Garnett and Pierce are playing great in these playoffs, but their regular seasons weren't the greatest as the Celtics saw themselves on the outside looking in for the playoffs for much of the season before suddenly sparking in the second half of the season.
Allen is showing his age in the playoffs, having to convince coach Doc Rivers to play him in a game already this series. Imagine what his body must be telling him if his coach is doubting he can go on a consistent basis.
Garnett and Allen are both unrestricted free agents after this season is over. Garnett is expected to be re-signed, but Allen is a less likely option, as his age may be a factor in letting him walk in favor of Avery Bradley.
Boston was able to overcome the odds in this shortened season, but that task may be a little more difficult in a full season next year.
2012-2013 Outlook: Battle of Egos
It's hard to go against Kobe Bryant, one of the greatest players in the world, but it's even harder to ignore the Lakers' glaring issues with ego.
From day one, people were questioning whether or not Mike Brown could come in and lead a Lakers team used to the leadership of the proven Phil Jackson. Well, it didn't change any throughout the season or during the playoffs when on several occasions, Brown was literally pushed out of the huddle for Bryant to coach up the team.
On top of that doubt of Brown as a coach, add the somewhat childish behavior of Andrew Bynum and a recipe for disaster exists in Los Angeles.
Besides the his attitude on the floor, Bynum likes to test the waters with his coach by throwing up three-point shots. Bynum also likes to test his team by playing without any sort of energy or enthusiasm, which was highlighted in the Western Conference semifinals against the Oklahoma City Thunder.
Two years in a row, the Lakers have been eliminated in dominating fashion from the playoffs, sending a cause for concern for a team not accustomed to being the weaker team.
Bryant is always going to be the main man of the team, and he is going to take whatever shots he wants. Whether or not all of those shots are necessary is a different story.
However, Bryant needs to be a leader on the team rather than a demanding presence. Kobe needs to try to teach guys such as Bynum how to behave and how to take over a team once Bryant finally calls it a career.

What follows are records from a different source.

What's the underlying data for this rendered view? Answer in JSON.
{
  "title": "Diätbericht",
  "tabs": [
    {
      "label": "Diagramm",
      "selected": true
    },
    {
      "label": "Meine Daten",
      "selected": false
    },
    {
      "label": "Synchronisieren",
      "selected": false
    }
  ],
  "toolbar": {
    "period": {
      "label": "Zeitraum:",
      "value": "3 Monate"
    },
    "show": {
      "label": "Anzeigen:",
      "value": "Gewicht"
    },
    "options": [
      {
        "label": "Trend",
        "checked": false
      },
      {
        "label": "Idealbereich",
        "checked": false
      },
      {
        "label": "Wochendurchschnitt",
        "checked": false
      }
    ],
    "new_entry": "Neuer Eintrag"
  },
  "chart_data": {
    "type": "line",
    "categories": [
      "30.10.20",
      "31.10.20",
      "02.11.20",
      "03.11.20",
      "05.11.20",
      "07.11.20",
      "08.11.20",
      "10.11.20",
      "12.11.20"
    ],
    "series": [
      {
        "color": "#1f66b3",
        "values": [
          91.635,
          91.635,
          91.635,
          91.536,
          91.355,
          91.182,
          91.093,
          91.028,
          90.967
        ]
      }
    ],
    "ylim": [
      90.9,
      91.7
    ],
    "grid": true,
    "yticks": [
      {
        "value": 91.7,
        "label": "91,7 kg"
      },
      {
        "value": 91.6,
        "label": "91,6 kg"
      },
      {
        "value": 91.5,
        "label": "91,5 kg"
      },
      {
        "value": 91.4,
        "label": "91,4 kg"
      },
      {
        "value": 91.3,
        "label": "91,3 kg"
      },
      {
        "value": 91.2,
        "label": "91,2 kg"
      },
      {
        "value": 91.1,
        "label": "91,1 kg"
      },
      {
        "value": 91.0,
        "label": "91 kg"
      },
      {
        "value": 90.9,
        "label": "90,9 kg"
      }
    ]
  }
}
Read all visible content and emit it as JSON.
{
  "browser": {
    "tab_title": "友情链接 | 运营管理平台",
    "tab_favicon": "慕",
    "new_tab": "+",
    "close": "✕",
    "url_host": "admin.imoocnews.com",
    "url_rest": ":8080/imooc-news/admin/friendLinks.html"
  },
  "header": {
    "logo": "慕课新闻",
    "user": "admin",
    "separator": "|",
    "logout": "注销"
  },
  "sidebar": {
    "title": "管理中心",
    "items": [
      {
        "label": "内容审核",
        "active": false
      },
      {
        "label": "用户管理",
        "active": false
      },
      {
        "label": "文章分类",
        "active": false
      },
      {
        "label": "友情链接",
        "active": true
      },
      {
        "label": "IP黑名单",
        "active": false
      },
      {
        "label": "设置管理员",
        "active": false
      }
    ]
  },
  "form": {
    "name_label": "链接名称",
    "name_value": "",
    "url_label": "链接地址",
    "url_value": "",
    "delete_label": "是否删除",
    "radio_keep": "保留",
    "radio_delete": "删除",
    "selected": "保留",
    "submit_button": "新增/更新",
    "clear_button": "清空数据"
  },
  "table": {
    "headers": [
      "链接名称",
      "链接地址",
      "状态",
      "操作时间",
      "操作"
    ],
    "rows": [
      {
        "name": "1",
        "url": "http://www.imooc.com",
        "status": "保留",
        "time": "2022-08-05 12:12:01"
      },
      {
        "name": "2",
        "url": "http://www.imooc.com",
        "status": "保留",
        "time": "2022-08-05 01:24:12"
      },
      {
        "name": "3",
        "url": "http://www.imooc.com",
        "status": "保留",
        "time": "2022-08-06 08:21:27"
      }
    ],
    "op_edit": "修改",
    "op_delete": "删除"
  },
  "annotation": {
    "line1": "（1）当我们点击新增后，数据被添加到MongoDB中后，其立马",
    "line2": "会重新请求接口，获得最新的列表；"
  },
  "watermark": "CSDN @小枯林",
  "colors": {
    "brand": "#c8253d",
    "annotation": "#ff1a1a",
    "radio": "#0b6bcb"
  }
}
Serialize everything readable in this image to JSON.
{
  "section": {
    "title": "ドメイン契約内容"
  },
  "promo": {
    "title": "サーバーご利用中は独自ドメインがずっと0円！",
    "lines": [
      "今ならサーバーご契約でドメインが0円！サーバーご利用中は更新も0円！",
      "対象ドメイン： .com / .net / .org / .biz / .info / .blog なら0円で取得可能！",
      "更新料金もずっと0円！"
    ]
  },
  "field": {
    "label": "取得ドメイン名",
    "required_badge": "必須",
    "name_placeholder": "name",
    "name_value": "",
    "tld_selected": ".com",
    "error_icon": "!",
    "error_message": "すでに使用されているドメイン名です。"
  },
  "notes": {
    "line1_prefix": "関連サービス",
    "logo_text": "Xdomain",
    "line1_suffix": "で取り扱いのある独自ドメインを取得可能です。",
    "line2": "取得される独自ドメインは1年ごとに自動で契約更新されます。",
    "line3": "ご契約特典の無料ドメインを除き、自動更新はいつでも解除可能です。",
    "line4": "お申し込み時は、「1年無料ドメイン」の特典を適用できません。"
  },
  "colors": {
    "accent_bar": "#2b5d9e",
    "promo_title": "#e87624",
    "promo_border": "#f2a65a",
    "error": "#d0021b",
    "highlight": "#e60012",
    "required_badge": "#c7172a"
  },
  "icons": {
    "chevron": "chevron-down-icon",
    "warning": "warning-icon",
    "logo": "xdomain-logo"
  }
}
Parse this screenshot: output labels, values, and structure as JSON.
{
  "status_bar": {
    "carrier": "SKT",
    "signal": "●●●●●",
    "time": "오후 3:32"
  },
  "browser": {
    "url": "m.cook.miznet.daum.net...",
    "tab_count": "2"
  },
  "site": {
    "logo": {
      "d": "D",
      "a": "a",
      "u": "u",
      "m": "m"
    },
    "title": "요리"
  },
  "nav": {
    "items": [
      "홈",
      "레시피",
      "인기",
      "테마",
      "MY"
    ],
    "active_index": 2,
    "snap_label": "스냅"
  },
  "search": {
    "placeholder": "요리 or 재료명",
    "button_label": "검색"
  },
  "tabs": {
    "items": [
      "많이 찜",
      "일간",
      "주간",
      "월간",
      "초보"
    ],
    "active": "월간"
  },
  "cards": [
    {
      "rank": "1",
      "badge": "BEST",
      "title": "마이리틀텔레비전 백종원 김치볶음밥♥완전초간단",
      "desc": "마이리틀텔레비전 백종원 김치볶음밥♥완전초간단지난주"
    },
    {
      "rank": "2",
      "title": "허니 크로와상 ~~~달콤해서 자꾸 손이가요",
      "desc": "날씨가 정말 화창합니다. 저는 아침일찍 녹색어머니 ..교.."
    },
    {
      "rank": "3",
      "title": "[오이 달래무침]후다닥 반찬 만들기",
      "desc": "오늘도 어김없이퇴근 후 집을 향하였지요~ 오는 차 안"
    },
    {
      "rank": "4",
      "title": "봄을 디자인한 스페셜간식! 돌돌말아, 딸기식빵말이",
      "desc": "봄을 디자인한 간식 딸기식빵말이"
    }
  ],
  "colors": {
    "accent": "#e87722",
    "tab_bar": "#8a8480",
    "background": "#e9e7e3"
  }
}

There's an issue or two in L.A., and if it continues to be an issue, their success will potentially fall to the wayside in favor of yet another Lakers' off-court saga.